Many models include both nonlinear and non-analytical equations. There are indeed many nonlinear models with exact solutions. There are also many nonlinear models with no exact solution. Turbulence is one of these due to its highly random nature. The NS equations can be applied to fluid flow in general, but at high Reynold's numbers we cannot make the assumptions (steady, incompressible for air) required to simplify the equations into a solution which can be solved by hand. Depending on the Reynold's number, this solution can be highly nonlinear to the extent that it passes current computer's computational ability for analytical or numerical methods.Don't confuse nonlinearity to mean non-analytical. There are many nonlinear models that have exact solutions. As with your example with turbulence, we do have a a model to describe it (The Navier-Stokes eqs), but we don't have and exact solution. For now, numerical methods work, but we are always trying to find ways to simplify enormously complex situations to solves things quickly and on much greater scales.
I was wrong here as well with what I wrote, bad example.And in most cases, linearity is a simplification of a nonlinear problem.
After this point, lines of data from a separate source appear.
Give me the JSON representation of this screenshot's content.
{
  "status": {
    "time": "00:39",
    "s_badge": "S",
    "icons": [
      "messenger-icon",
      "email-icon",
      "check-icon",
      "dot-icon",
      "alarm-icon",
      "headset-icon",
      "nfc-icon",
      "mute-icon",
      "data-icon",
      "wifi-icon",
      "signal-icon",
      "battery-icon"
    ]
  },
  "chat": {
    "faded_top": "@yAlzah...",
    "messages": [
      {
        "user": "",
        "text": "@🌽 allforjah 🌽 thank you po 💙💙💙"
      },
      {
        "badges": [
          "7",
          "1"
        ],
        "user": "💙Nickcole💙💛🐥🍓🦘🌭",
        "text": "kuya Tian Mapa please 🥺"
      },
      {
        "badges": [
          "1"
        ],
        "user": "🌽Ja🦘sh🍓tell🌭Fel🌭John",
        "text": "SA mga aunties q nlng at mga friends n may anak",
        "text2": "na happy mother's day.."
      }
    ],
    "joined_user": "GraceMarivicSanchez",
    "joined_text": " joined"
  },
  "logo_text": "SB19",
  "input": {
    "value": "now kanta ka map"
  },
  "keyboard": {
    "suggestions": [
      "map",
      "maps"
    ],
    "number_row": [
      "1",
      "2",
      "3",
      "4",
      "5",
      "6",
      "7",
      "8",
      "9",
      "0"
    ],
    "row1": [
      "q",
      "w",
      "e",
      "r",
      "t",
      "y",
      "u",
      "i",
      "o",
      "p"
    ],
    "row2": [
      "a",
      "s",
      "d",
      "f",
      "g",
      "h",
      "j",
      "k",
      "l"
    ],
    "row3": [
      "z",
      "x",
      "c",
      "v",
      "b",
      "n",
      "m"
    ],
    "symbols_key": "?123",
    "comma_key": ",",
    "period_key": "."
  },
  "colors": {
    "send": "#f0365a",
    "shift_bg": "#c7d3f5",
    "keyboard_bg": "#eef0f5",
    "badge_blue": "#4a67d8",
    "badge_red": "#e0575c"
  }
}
As an example, F=ma is the sum of the forces acting on an object, and doesn't model the individual components of the system.